Saturday, 27 November 2010
The old second sight must be coming back to me, because as soon as I read this article, I guessed that Hitch won the audience because (well, let's be frank) only fanatical atheists would be sad enough to watch a 'debate' between two dopey, half-crazed, war-mongering pseudo-intellectuals.
And blow me down, was I not right:
'Throughout the 90-minute debate Hitchens seemed to have the crowd's sympathy. That might have been to do with his ill appearance due to cancer, but was far more likely to be down to the sharpness of his verbal barbs and the fact that 57% of the audience already agreed with his sceptical position according to a pre-debate poll, while just 22% agreed with Blair's side. The rest were undecided.'
Don't get me wrong. I don't doubt for one second that Hitchens wiped the floor with Blair. But then, who couldn't (aside from Tory party leaders that is)? Surely the most interesting fact is that both men have such astounding arrogance and that belief plays such a large role in both lives: they are twins arguing over shadows.
And this, incidentally, is one of very many reasons I would have no interest in seeing Tony Blair debating. For me to appreciate belief you have to appreciate reason, research and logic.
Then there's also the fact that he sees himself as a paragon of Christian virtue after the 'dodgy' dossier. The thing is, we Christians can afford to be choosy. Given how long Hitchens has been lauded by the humanist fanatics, I wonder if they could say the same?
Saturday, 20 November 2010
I've not had much time for the old blog recently, due to being away from the internet. But a quick roundup.
Regular commenter and friend of this site, John, now has his own blog and very good it appears to be as well. It focuses on economics and cooperatives and is very well researched and full of interesting references.
Animal Rights, Logical Wrongs
You'd normally think that someone who brags about eating at Macdonalds would be someone highly unlikely to take animal welfare seriously. Or for that matter to think that anyone would respect their views on that topic.
But you would be unfamiliar with Johann Hari, who as per usual suffers no doubts that he has both the moral high ground and an unquestioning audience who will gulp down his every word.

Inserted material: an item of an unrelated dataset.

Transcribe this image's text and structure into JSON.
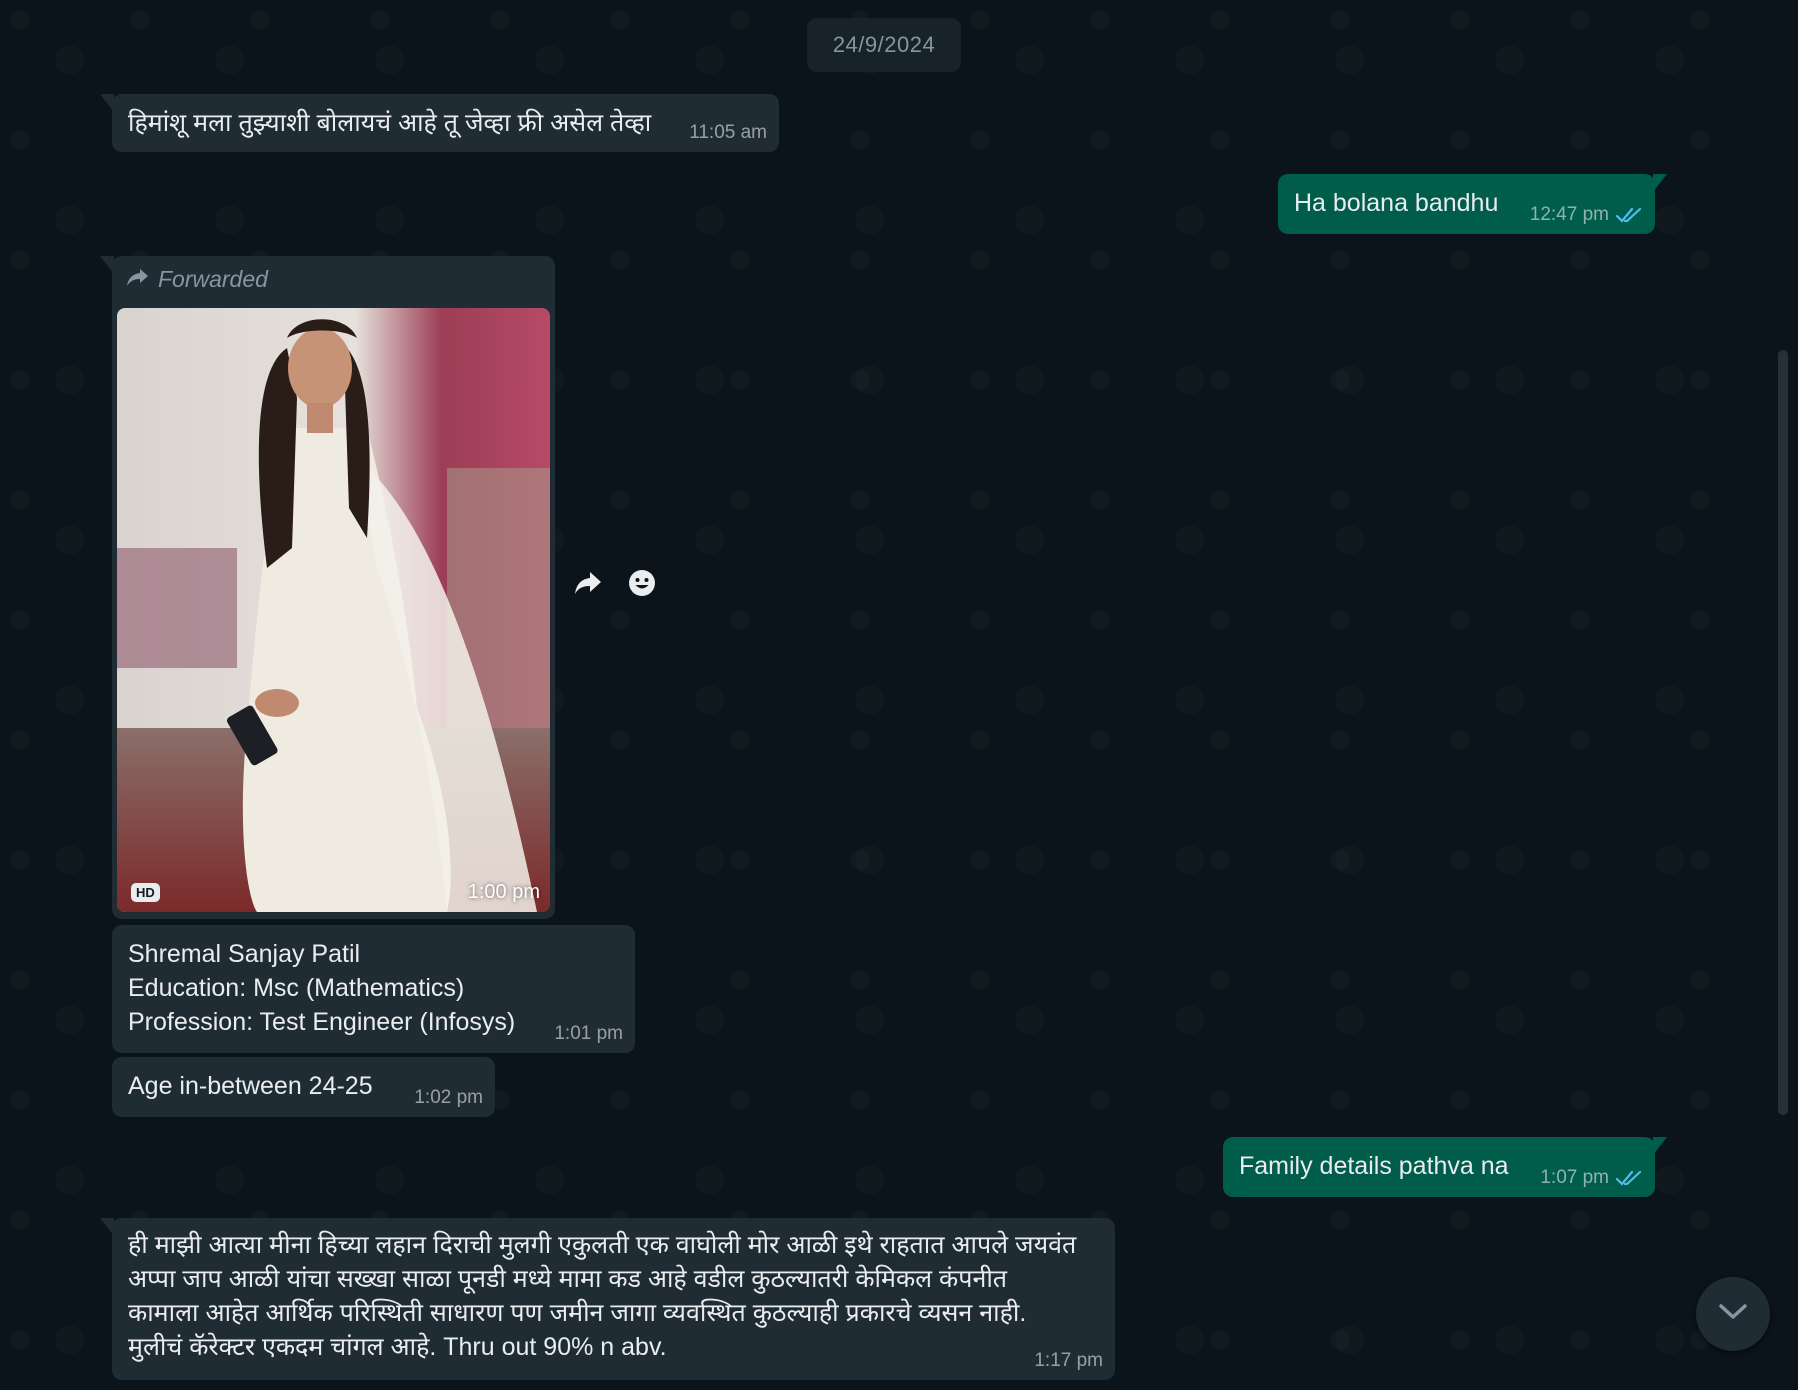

I think sadly he is correct on the second one. As it is, I'm against Kosher and Halal slaughtering, and don't need the words of someone who stuffs their face with battery farmed chicken to bring me to this conclusion. But when you are sure of your own rightness as Hari is, the suffering of people is as beside the point as the suffering of animals:
'You can cry that we are "persecuting" you if we stop you committing acts of cruelty if you want.
It's what the religious – Christian, Jew and Muslim alike – did when we stopped you tormenting women and gays and anybody else you could get your hands on. One of the great markers of the advance of human kindness is that the howls you will hear are from the Men of God.'
Really? So glad to hear that Soviet Russia, Vietnam and Cambodia achieved such pinnacles of human kindness. And of course Iraq is no doubt becoming more kind now that Christians are getting massacred, courtesy of an invasion Hari supported. Still, this will be beside the point for the hysterical New Atheists who share so much in common with the American fundamentalists who can turn their eyes from the misdeeds of their televangelist heroes to revel in self-righteousness.
Been so Long
Neo-conservatism has the unlikely advantage that it makes so many gross errors that audiences struggle to keep track of them. Everyone knows Iraq was a disaster, but, uhm, that place in Europe they invaded over a decade ago, guess that must have been a righteous war since we hear so little about it, right? Wrong.